FRE 901(b)(1) provides that a witness with knowledge of a document can authenticate it by testifying that it is “what it is claimed to be,” and FRE 901(b)(7) provides for authentication of a public record with “[e]vidence that [a purported public record] ․ is from the public office where items of this nature are kept.” A party “need only make a prima facie showing of authenticity ‘so that a reasonable juror could find in favor of authenticity or identification.’ ” United States v. Workinger, 90 F.3d 1409, 1415 (9th Cir.1996) (quoting United States v. Chu Kong Yin, 935 F.2d 990, 996 (9th Cir.1991)). Here, Agent Perez testified that the documents were “what [they were] claimed to be,” namely, accurate copies of documents he personally knew were from Estrada-Eliverio's A-file. FRE 901 does not require personal knowledge of a document's creation, but rather only personal knowledge that a document was part of an official file. See Fed.R.Evid. 901 advisory committee's note (“Public records are regularly authenticated by proof of custody, without more.”). Agent Perez's testimony was sufficient to make a prima facie case for authenticity. The district court therefore did not abuse its discretion in admitting the documents on the basis of this testimony.
III. Challenges to Estrada-Eliverio's Sentence
Estrada-Eliverio also alleges two legal errors at sentencing. First, he argues that the district court erred in applying a sixteen-level enhancement to his offense level pursuant to United States Sentencing Guidelines § 2L1.2(b)(1)(A)(ii) based on his prior conviction for assault with a deadly weapon or by means likely to produce great bodily injury under California Penal Code section 245(a)(1). Specifically, he contends that section 245(a)(1) does not constitute a crime of violence for the purposes of the § 2L1.2(b)(1)(A)(ii) enhancement. Because we held that section 245(a)(1) is categorically a crime of violence under § 2L1.2(b)(1)(A)(ii) in United States v. Grajeda, 581 F.3d 1186, 2009 WL 2988034, **9-10 (9th Cir.2009), we reject this argument.

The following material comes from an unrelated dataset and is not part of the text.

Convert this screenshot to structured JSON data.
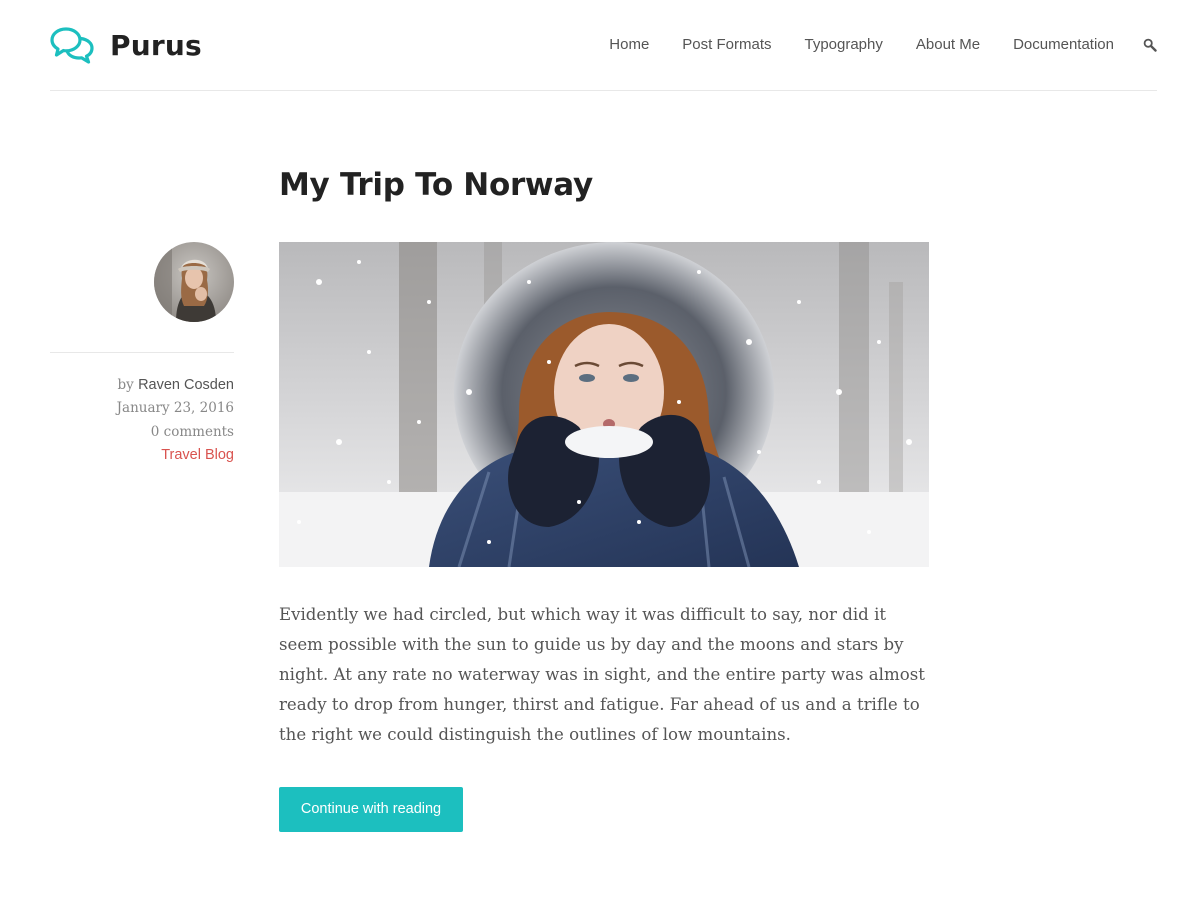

Second, Estrada-Eliverio argues that the district court erred under Apprendi v. New Jersey, 530 U.S. 466, 120 S.Ct. 2348, 147 L.Ed.2d 435 (2000), in raising the statutory maximum for a violation of 8 U.S.C. § 1326 on the basis of a prior conviction that was not charged in the indictment, and was neither proven to a jury beyond a reasonable doubt nor admitted. This argument, however, is foreclosed by Almendarez-Torres v. United States, 523 U.S. 224, 118 S.Ct. 1219, 140 L.Ed.2d 350 (1998), and this court's subsequent cases holding that Apprendi has not overruled Almendarez-Torres. See, e.g., United States v. Almazan-Becerra, 482 F.3d 1085, 1091 (9th Cir.2007).
1. We have jurisdiction under 28 U.S.C. § 1291 and 18 U.S.C. § 3742.
2. “ ‘A-files' are the permanent record files of persons seeking to gain citizenship in the United States, which the [responsible federal agency] is required to maintain for seventy-five years after the final adjudicative action of the applicant.” United States v. Salazar, 455 F.3d 1022, 1023-24 (9th Cir.2006).
3. The precise wording of Rule 44 differed slightly at the time of Estrada-Eliverio's trial. See Fed.R.Civ.P. 44 (2006) (amended 2007). The recent changes to Rule 44, however, were purely stylistic. Fed.R.Civ.P. 44 advisory committee's note (describing 2007 amendment).
PAEZ, Circuit Judge: